Corporate Affairs Secretary Lauds Swift Implementation Of IBC: FICCI
The Insolvency and Bankruptcy Code (IBC) has brought about a tectonic shift in the behaviour of the lenders and borrowers that is manifest in the swift disposal of resolution cases brought before the National Company Law Tribunal (NCTL), Corporate Affairs Secretary, Mr Injeti Srinivas, said.
Inaugurating a FICCI conference here today on 'Insolvency and Bankruptcy Code; Ensuring Efficiency in Resolution Process', Mr Srinivas said that in the last two years of the 9000-odd cases referred to the NCLT from the IBC side, 50% have been disposed of, 85% of which relate to pre-admission disposal.
Mr Srinivas stressed on the utility of a 'pre-pack' insolvency model where a restructuring plan is agreed to in advance of a company declaring its insolvency. This could bring down the delays in the resolution process as such restructuring would then be posed to NCLT only for approval. Such a measure would go a long way in maximising value for the stakeholders and speed up the resolution process.
He urged the Committee of Creditors (CoC) involved in a resolution process to be more responsive and accountable and suggested that the maximum amount of information should be available in the public domain. This would help resolve matters transparently and lead to maximization of value for the creditors.Mr. Srinivas expressed the hope that in the next six months the pending issues in the way of the resolution process would be settled. This is bound to be reflected in the country's ranking in the World Bank?s 'Ease of doing Business' index, he added.

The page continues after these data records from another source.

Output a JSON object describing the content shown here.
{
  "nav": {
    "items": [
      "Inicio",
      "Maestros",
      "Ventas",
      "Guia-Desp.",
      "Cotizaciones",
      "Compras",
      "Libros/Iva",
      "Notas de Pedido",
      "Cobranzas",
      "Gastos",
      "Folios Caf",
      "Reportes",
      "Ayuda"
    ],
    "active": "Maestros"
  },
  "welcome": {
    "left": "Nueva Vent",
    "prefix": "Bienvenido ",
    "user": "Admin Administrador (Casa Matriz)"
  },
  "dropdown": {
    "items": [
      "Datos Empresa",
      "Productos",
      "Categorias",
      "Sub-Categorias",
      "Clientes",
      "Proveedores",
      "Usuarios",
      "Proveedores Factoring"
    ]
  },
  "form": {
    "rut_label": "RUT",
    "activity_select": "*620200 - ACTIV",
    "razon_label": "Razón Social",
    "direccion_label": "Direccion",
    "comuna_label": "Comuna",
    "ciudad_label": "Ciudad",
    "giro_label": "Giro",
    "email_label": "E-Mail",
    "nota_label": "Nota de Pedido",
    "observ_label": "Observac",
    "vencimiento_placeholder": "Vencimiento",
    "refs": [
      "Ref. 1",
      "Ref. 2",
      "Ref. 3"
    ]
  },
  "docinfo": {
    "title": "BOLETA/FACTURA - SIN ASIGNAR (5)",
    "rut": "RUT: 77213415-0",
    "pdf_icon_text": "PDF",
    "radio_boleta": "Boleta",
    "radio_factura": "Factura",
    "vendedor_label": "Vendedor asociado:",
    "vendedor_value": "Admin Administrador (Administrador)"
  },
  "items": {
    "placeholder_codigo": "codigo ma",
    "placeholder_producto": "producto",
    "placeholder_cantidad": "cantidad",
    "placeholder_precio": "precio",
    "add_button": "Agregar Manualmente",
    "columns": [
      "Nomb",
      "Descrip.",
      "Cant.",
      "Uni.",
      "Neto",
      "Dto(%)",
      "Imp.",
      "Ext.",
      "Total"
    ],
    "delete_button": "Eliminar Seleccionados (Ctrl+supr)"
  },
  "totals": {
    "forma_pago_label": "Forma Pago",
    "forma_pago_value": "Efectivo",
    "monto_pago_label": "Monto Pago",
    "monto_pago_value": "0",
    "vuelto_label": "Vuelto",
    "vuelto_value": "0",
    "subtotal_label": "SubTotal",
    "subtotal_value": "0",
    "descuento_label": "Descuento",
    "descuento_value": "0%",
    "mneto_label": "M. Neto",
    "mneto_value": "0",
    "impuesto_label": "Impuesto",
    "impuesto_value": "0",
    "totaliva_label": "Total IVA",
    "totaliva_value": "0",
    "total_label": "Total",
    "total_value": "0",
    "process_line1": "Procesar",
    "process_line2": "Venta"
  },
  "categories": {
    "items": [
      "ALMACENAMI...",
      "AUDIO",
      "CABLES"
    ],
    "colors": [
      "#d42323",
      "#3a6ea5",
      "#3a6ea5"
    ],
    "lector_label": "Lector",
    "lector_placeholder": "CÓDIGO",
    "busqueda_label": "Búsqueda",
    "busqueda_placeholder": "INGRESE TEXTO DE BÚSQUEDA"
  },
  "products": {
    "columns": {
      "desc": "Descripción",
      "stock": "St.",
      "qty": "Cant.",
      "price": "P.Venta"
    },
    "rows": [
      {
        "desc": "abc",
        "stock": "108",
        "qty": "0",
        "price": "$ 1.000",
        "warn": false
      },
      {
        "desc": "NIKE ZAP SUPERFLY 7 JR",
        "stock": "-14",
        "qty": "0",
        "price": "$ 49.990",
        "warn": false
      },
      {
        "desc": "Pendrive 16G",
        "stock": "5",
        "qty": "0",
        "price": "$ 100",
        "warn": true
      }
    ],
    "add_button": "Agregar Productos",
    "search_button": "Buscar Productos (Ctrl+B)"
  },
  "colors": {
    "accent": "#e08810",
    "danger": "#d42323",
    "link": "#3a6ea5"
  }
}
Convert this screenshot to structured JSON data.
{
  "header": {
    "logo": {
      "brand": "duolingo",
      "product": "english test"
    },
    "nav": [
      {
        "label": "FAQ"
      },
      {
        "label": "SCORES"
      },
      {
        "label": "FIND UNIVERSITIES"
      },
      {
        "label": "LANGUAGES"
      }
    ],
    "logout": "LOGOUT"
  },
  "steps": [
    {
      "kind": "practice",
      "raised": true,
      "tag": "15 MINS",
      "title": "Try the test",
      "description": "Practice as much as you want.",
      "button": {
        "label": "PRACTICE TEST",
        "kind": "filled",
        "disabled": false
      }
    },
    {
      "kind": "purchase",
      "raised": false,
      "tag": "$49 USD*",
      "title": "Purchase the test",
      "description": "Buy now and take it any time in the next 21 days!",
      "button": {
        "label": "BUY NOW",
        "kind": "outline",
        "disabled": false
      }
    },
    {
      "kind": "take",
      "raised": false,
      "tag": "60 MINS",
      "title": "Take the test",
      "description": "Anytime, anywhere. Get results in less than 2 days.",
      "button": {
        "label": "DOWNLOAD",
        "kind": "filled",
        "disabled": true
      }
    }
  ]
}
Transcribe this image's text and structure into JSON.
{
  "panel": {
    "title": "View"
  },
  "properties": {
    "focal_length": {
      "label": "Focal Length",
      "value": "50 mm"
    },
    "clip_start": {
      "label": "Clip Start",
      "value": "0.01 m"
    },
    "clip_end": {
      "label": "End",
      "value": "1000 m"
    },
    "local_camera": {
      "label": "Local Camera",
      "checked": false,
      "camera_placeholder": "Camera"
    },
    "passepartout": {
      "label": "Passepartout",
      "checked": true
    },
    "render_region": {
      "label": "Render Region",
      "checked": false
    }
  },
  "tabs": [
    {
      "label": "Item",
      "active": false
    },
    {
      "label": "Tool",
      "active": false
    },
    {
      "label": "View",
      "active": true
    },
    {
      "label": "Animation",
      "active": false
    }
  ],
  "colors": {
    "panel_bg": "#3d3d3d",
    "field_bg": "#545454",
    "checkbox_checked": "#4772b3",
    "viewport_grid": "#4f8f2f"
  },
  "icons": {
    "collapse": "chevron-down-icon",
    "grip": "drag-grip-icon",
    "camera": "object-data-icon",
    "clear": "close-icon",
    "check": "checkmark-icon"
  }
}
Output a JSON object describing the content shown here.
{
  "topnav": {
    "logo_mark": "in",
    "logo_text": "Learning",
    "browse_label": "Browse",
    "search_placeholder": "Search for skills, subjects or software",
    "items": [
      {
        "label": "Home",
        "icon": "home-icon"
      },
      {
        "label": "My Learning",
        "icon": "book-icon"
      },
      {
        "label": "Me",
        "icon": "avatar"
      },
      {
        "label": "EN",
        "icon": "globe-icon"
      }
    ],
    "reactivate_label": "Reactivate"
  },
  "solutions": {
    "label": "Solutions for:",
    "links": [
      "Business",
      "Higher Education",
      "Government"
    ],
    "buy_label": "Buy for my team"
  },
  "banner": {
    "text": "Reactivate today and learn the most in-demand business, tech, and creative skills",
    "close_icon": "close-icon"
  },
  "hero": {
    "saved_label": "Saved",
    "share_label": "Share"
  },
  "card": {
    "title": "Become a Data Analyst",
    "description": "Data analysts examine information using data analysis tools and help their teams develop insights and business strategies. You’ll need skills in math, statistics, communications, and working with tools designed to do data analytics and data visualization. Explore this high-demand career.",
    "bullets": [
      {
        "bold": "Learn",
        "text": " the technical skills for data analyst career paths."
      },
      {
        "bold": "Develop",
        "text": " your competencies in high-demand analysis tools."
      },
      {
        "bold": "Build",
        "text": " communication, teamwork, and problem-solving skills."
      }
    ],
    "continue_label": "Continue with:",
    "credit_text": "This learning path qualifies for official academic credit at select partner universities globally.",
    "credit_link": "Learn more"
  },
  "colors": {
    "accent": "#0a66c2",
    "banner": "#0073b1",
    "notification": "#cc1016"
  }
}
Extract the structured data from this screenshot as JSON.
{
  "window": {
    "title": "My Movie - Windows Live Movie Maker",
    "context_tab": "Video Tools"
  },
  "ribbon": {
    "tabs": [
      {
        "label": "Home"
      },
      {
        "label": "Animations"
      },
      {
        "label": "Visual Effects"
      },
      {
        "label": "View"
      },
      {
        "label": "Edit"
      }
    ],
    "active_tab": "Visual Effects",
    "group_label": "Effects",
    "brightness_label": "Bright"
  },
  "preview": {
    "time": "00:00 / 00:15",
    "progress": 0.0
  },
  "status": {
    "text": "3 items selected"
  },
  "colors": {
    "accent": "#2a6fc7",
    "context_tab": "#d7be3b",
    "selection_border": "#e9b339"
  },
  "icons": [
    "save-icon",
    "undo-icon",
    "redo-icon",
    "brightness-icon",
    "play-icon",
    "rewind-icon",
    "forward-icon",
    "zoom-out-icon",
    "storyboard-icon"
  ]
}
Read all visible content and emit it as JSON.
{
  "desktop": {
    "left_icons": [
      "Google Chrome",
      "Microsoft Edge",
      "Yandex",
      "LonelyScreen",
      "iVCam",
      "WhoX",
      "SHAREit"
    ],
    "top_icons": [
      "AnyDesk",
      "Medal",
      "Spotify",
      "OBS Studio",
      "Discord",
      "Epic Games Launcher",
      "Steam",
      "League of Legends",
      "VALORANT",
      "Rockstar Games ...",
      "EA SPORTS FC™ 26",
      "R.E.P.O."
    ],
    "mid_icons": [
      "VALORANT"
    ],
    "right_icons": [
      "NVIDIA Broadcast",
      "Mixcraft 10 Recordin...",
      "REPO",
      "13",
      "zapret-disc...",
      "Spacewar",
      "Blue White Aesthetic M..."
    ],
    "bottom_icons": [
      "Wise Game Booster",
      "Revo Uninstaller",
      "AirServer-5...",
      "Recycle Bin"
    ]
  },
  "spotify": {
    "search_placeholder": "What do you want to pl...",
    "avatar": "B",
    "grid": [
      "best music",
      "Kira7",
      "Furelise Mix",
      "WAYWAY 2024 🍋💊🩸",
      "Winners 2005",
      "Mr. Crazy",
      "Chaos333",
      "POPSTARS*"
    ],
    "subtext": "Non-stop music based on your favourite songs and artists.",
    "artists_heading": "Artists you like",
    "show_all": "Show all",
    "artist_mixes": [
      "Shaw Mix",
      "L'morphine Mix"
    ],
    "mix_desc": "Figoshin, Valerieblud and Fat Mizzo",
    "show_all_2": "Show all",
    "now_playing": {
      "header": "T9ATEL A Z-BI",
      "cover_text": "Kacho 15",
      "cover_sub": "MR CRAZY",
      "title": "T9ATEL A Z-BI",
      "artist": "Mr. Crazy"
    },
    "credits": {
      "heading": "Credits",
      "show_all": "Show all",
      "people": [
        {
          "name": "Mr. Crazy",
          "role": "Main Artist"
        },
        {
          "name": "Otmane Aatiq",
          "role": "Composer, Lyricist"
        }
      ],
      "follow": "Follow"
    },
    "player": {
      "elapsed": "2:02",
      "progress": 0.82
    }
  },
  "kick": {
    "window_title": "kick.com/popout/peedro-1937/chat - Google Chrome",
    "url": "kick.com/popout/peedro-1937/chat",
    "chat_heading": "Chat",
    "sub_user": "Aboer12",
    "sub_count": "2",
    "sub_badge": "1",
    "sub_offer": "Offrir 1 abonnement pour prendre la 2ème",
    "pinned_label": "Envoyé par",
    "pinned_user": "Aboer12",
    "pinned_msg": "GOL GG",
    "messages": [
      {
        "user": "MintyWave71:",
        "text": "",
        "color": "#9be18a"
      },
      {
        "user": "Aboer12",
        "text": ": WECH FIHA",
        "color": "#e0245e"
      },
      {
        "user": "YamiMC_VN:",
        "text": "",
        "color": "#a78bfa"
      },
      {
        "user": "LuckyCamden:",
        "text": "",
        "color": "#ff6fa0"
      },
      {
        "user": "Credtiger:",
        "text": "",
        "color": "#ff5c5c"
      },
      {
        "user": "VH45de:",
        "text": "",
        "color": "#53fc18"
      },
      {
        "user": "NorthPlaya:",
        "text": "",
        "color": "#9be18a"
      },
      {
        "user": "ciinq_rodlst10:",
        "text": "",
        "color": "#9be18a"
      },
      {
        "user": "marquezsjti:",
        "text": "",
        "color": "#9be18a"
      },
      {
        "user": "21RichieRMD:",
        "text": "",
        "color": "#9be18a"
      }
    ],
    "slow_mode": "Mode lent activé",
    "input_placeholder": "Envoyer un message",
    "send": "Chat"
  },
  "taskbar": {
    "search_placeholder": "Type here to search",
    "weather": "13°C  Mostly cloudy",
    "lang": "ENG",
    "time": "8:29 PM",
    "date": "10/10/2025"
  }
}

Dr M S Sahoo, Chairman, Insolvency and Bankruptcy Board of India, said that the Insolvency and Bankruptcy Code was not a panacea for resolution. IBC has been drafted under Section 247 of the Companies Act and the process has just begun. It would only be fair to give it three to five years to gain maturity, he added.IBC, he said, is like an orchestra and wants everyone to play. The CoC has to play it due role, attend meetings and take business decisions that are viable and add value for all.
Mr Harsh Pati Singhania, Past President, FICCI and Vice Chairman and Managing Director, J K Paper Ltd., said that for the Code to be more robust and effective, the sanctity of the resolution process, fair play and legally compliant actions must take precedence over any other extraneous actions. FICCI hopes that as the Rules and the Code evolves further, there would be absolute certainty and transparency, leaving no scope for misinterpretation or confusion.
He said that with recent amendments in the Code, the role of CoC has not only become onerous but is also subject to greater scrutiny. Their role in the resolution of stressed assets including its price discovery is deep and pervasive. Industry feels that for CoC to be more responsive, assertive and pragmatic, some guidelines for their actions may be prescribed.
Mr Uday Bhansali, President - Financial Advisory, Deloitte, stressed the importance of interim finances for the insolvent company. Lenders, he said, were unwilling to provide even 2% of the final realizable amount to keep the company going. This resulted in the stoppage of the company?s operations, employee resignations and a dramatic deterioration of the financial health of a company.
Ms Vijaya Sampath, Chair, FICCI Corporate Laws Committee, said that while the resolution process was still work-in-progress, the speed with which it was going was encouraging. The law itself was adapting to the ground realities even as there was a need to balance the conflicting interests of the creditors (home buyers) and the financial creditors (lenders).